Specifically, the CDC reports that southern states, like Texas, Florida, Louisiana, Alabama, Mississippi, North Carolina, South Carolina, and Georgia, have some of the highest rates of new HIV infection among adults and adolescents in the United States. The rates of diagnoses in these states is anywhere from 20.0 to 177.9 new HIV infections for every 100,000 people in the population. While some northern states, like New York and New Jersey, have comparable numbers, the greatest concentration of these astoundingly high rates can be found in the southern half of the United States. Something is clearly going on here.
Some analysts point to the lack of complete and factual sexual education in the disproportionately affected states. None of these southern states require comprehensive and accurate HIV/AIDS education. Two states, Florida and Texas, do not require any sexual education in public schools. While the CDC did not statistically test the relationship between comprehensive sex education and rates of new HIV infection, the link between the two seems pretty obvious: if students learn how to prevent the spread of the disease through safe sex practices, their risk of infection should decrease.
Why, then, are states still resistant to comprehensive sex education in their schools? We have moved past the days when the federal government espoused an abstinence-only agenda and tied education funds to states’ adherence to the “no sex outside of heterosexual marriage” motto. Since President Obama has entered office, an equal amount of funds for comprehensive sex education that teaches about safe sex practices, including abstinence, and about sexualities other than heterosexuality is available for states wishing to educate their students. Yet, some states, like Florida and Texas, do not take advantage of this funding.
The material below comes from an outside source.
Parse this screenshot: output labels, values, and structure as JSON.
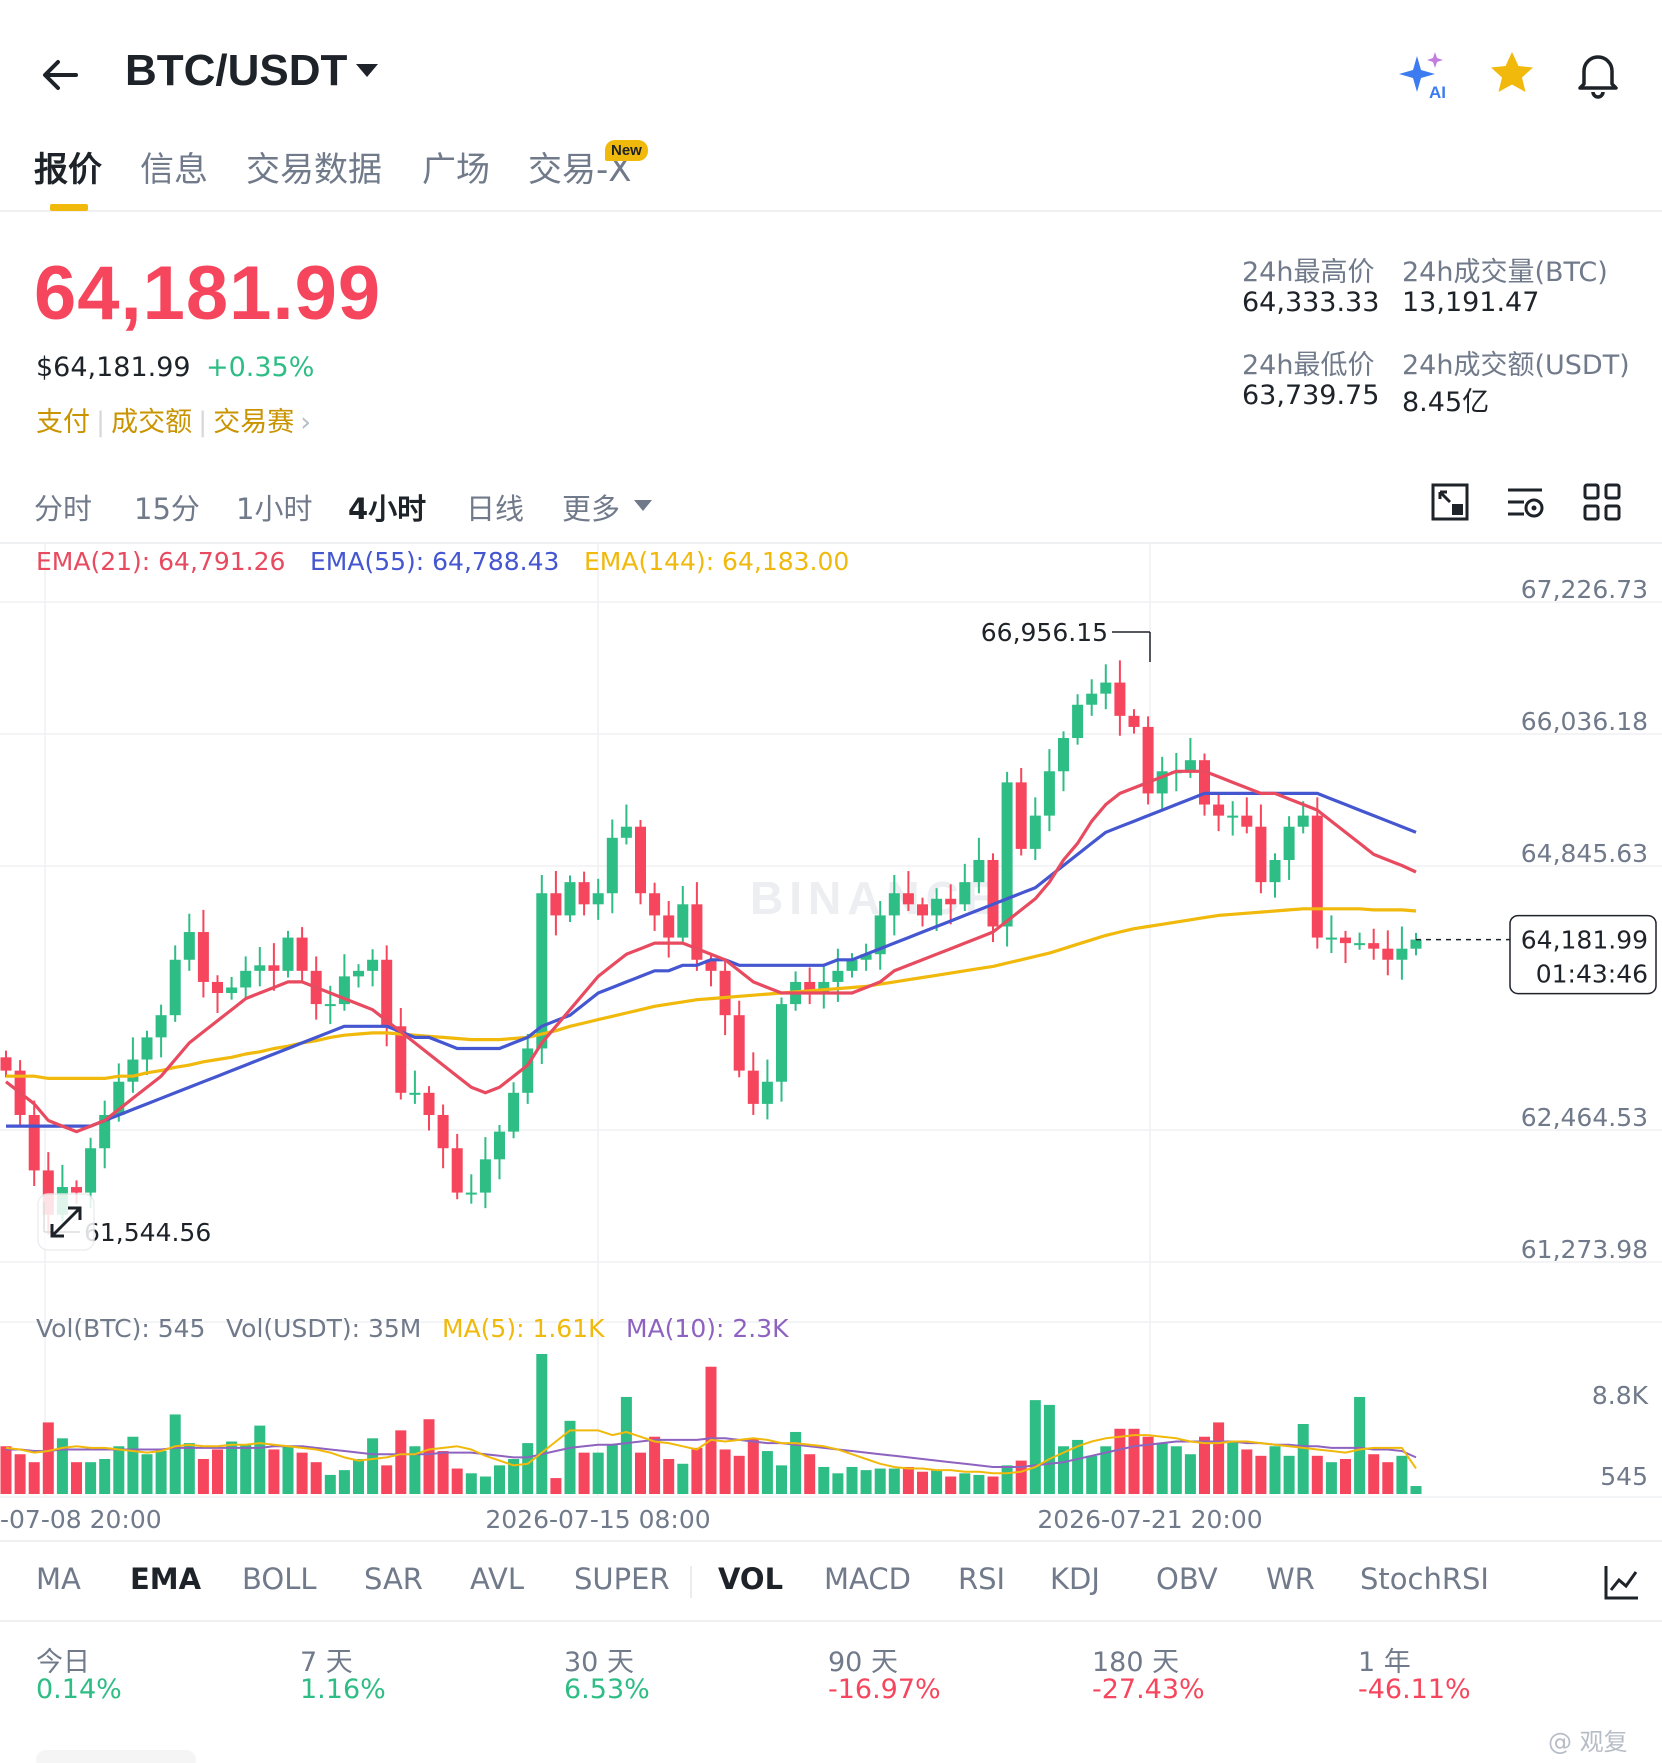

Sociologically, we know that a fear of adolescent sexuality underlies many of the concerns about sexual education in public schools. In my first Sociology Lens post back in 2012, I described some of these fears by drawing on Jessica Field’s Sociology Compass article, Sexuality Education in the United States: Shared Cultural Ideas Across the Political Divide. In this article, Fields insightfully points out that regardless of political position on the issue of sex education, most people are motivated by the desire to regulate an out-of-control or dangerous adolescent sexuality. Fields’ argument continues to be relevant today; the new statistics on rates of HIV infection seem to be an unfortunate consequence of these publicfears.
While I am very optimistic about the health of the Mississippi baby, I am hesitant to say that this medical progress is enough. Can the same procedure be used to cure older individuals infected with HIV? Will the procedure be widely available at a reasonable rate? In the absence of these answers, we need to remember that one of the ways to eradicate HIV is to spread knowledge about safe sex practices so that new infections decrease. In addition to new medicine, we need to continue to raise awareness about safe sex and disease prevention through publically funded education.
Guttmacher Institute. 2013. State Policies in Brief: Sex and HIV Education.
Kirby, Douglas B, B.A. Laris, and Lori A Rolleri. 2007. “Sex and HIV Education Programs: Their Impact on Sexual Behaviors of Young People throughout the World.” Journal of Adolescent Health 40: 206-217.